After several hours of delay, the House late Monday evening passed -- for the second time -- a novel coronavirus economic relief package, a bill which lawmakers have said will help American workers and families impacted by the coronavirus pandemic.
The bill initially passed in a bipartisan vote early Saturday morning after hours of negotiations between House Speaker Nancy Pelosi and Treasury Secretary Steven Mnuchin. Due to a technical glitch, the House had to vote for the bill a second time.
But the bill was further delayed Monday after Texas Republican Rep. Louie Gohmert forced Democrats to allow him to read though the changes before allowing an unanimous consent request to prevail.
After a considerable wait, Gohmert said he believed the bill was a better version than the version he voted to oppose on Saturday morning.
The bill now heads to the Senate.
The economic relief bill ensures free coronavirus testing, bolsters unemployment insurance, increases spending on health insurance for the poor and adds $1 billion in food aid.
"This legislation is about testing, testing, testing," Pelosi said in a letter to her colleagues announcing the agreement. "To stop the spread of the virus, we have secured free coronavirus testing for everyone who needs a test, including the uninsured. We cannot fight coronavirus effectively unless everyone in our country who needs to be tested can get their test free of charge."
The agreement includes paid sick leave for some employees, as well as three months of paid emergency leave for some employees throughout the course of the coronavirus emergency.
But big businesses -- those with more than 500 employees -- are exempted from offering their employees paid sick leave or family leave under the bill.
The New York Times editorial board criticized the exemption in an opinion piece published over the weekend.
"The White House and congressional Republicans, who insisted on the exemptions as the price of bipartisan support for the legislation, bear the primary responsibility for the indefensible decision to prioritize corporate profits in the midst of a public health emergency," the NYT editorial board wrote. "But House Democrats also failed to act in the public interest.

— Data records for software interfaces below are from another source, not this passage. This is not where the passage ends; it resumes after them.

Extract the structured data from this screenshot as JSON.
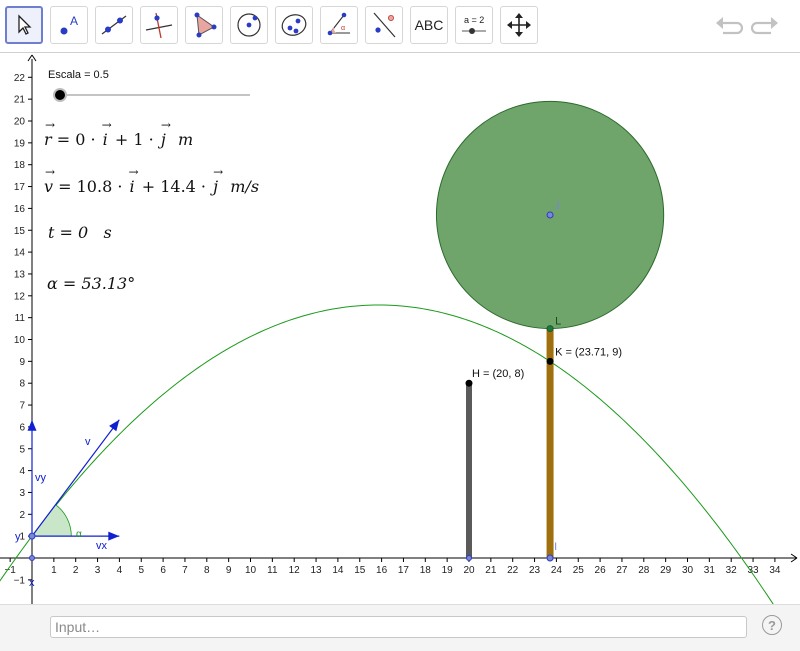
{
  "toolbar": {
    "tools": [
      {
        "name": "move-tool",
        "icon": "cursor-arrow-icon",
        "selected": true
      },
      {
        "name": "point-tool",
        "icon": "point-a-icon"
      },
      {
        "name": "line-tool",
        "icon": "line-through-points-icon"
      },
      {
        "name": "perpendicular-line-tool",
        "icon": "perpendicular-line-icon"
      },
      {
        "name": "polygon-tool",
        "icon": "polygon-icon"
      },
      {
        "name": "circle-tool",
        "icon": "circle-center-point-icon"
      },
      {
        "name": "conic-tool",
        "icon": "ellipse-icon"
      },
      {
        "name": "angle-tool",
        "icon": "angle-icon"
      },
      {
        "name": "reflect-tool",
        "icon": "reflect-about-line-icon"
      },
      {
        "name": "text-tool",
        "label": "ABC"
      },
      {
        "name": "slider-tool",
        "label": "a = 2"
      },
      {
        "name": "move-graphics-view-tool",
        "icon": "move-arrows-icon"
      }
    ],
    "undo_icon": "undo-icon",
    "redo_icon": "redo-icon"
  },
  "slider": {
    "label": "Escala = 0.5",
    "value": 0.5,
    "level": 0.0
  },
  "formulas": {
    "r": {
      "lhs": "r",
      "eq": " = 0 · ",
      "mid": " + 1 · ",
      "unit": "m"
    },
    "v": {
      "lhs": "v",
      "eq": " = 10.8 · ",
      "mid": " + 14.4 · ",
      "unit": "m/s"
    },
    "t": {
      "text": "t = 0",
      "unit": "s"
    },
    "alpha": {
      "text": "α = 53.13°"
    }
  },
  "graph": {
    "x_ticks": [
      -1,
      1,
      2,
      3,
      4,
      5,
      6,
      7,
      8,
      9,
      10,
      11,
      12,
      13,
      14,
      15,
      16,
      17,
      18,
      19,
      20,
      21,
      22,
      23,
      24,
      25,
      26,
      27,
      28,
      29,
      30,
      31,
      32,
      33,
      34
    ],
    "y_ticks": [
      -1,
      1,
      2,
      3,
      4,
      5,
      6,
      7,
      8,
      9,
      10,
      11,
      12,
      13,
      14,
      15,
      16,
      17,
      18,
      19,
      20,
      21,
      22
    ],
    "points": {
      "H": {
        "label": "H = (20, 8)",
        "x": 20,
        "y": 8
      },
      "K": {
        "label": "K = (23.71, 9)",
        "x": 23.71,
        "y": 9
      },
      "L": {
        "label": "L",
        "x": 23.71,
        "y": 10.5
      },
      "J": {
        "label": "J",
        "x": 23.71,
        "y": 15.7
      },
      "I": {
        "label": "I",
        "x": 23.71,
        "y": 0
      }
    },
    "circle_radius": 5.2,
    "vector_labels": {
      "v": "v",
      "vy": "vy",
      "vx": "vx",
      "alpha": "α",
      "x": "x",
      "y": "y"
    },
    "parabola": {
      "vx": 10.8,
      "vy": 14.4,
      "g": 9.8,
      "y0": 1
    },
    "colors": {
      "parabola": "#1a9a1a",
      "vectors": "#1020d0",
      "circle_fill": "#6fa56a",
      "circle_stroke": "#2c6b2c",
      "pole_brown": "#a0700f",
      "pole_gray": "#5a5a5a",
      "angle_fill": "#c9e6c9"
    }
  },
  "input": {
    "placeholder": "Input…"
  },
  "help_label": "?"
}
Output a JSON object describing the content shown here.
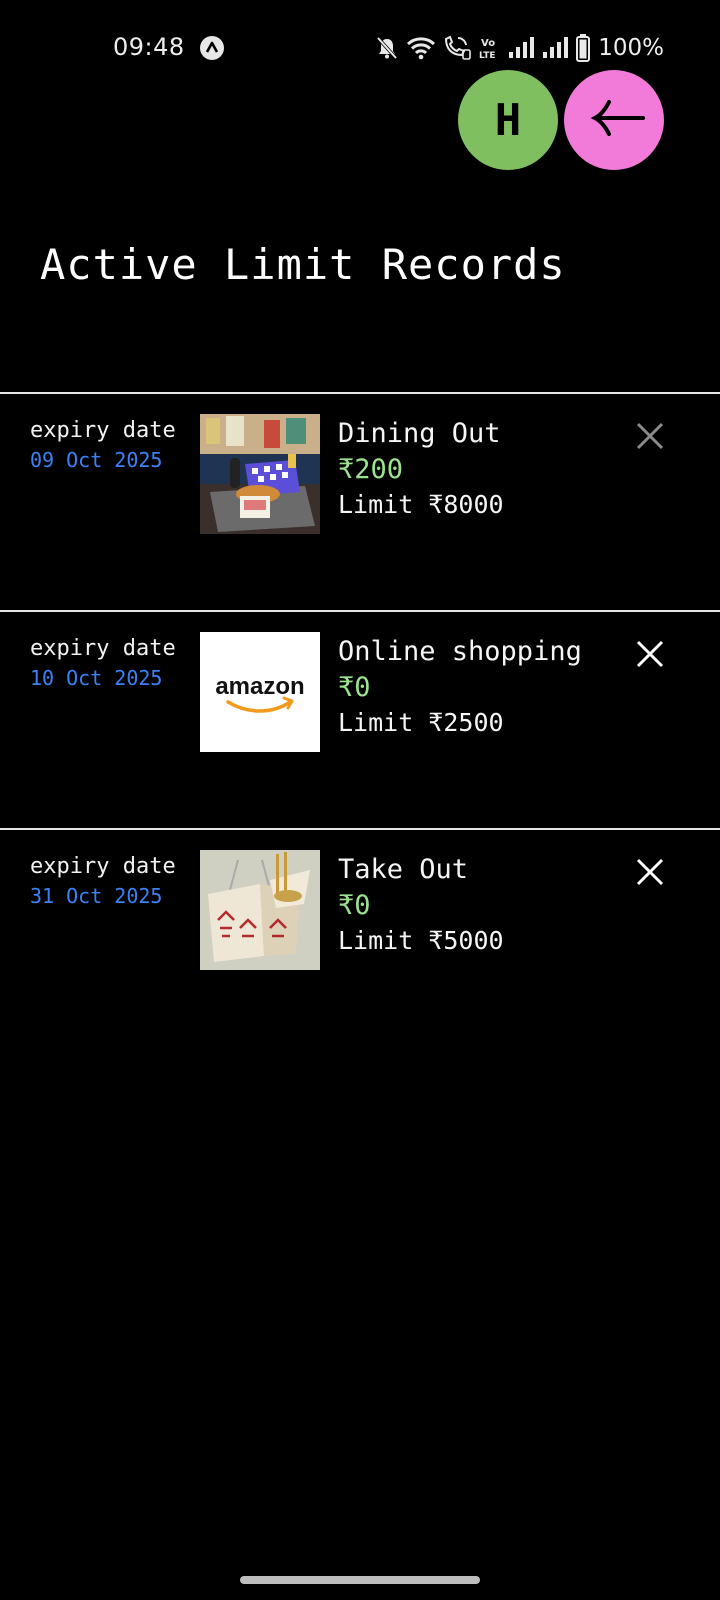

Paying sick workers to stay at home is both good policy and good politics. Why not pass a bill that required all employers to provide paid sick leave and then force Republicans to explain their objections to the public?"
Members of Congress were also critical of the exemption.
"On sick days and paid leave, these are temporary measures," said Rep. Rosa DeLauro, D-Conn., said in a statement. "While this will help millions, millions are still left out. So, I will build on these programs. It should not, and must not, take a pandemic to get working people the economic relief and stability they need."
Despite these criticisms, Pelosi and other Democrats were hailing the bill's passage as a win.
However, once the bill reaches the Senate, it’s still not smooth sailing. Several sources confirm to ABC News that the legislation could face some hurdles there.
"Of course, senators will need to carefully review the version just passed by the House," Senate Majority Leader Mitch McConnell said Saturday, "but I believe the vast majority of senators in both parties will agree we should act swiftly to secure relief for American workers, families, and small businesses."
McConnell, who announced last week that the Senate’s planned recess was canceled, has also signaled that the Congress should pass additional legislation to further address financial and public health burdens.
Some Republicans have said they believe the current bill still needs some changes, which could indicate a rocky path to passage.
"It doesn't go far enough and it doesn't go fast enough," Sen. Tom Cotton, R-Ark., said on "Fox & Friends" Monday morning of the House-passed legislation. "Most of the measures in this bill are something that the senators will support, I believe … But we worry that the bill setting up a new and complicated system relying on businesses giving paid sick leave and then getting a refundable tax credit that won't move quickly enough and could put pressure on those businesses to lay workers off."
Sen. Ron Johnson, R-Wis., said in a statement that he hopes the Senate "will approach this with a level head and pass a bill that does more good than harm -- or, if it won't, pass nothing at all."
Before the Senate can even act on the coronavirus bill, it will first need to debate and vote on renewing and reforming the provisions in the Foreign Intelligence Surveillance Act, some of which expired over the weekend.
But some Republicans, like Sen. Josh Hawley, R-Mo., are urging the Senate to pass the coronavirus legislation first.
"FISA needs to be carefully reviewed. That takes time. That can wait," Hawley tweeted. "The emergency response to (coronavirus) should be the first order of business in the Senate tomorrow. There is no reason for this to take days & days."
Senate Democrats are also calling on the Senate to work fast. Senate Minority Leader Chuck Schumer criticized McConnell for sending home the Senate last week before the coronavirus legislation was dealt with.
"It was disgraceful that Leader McConnell left town last night. ... We could have had this done already, but he left," Schumer said over the weekend from New York.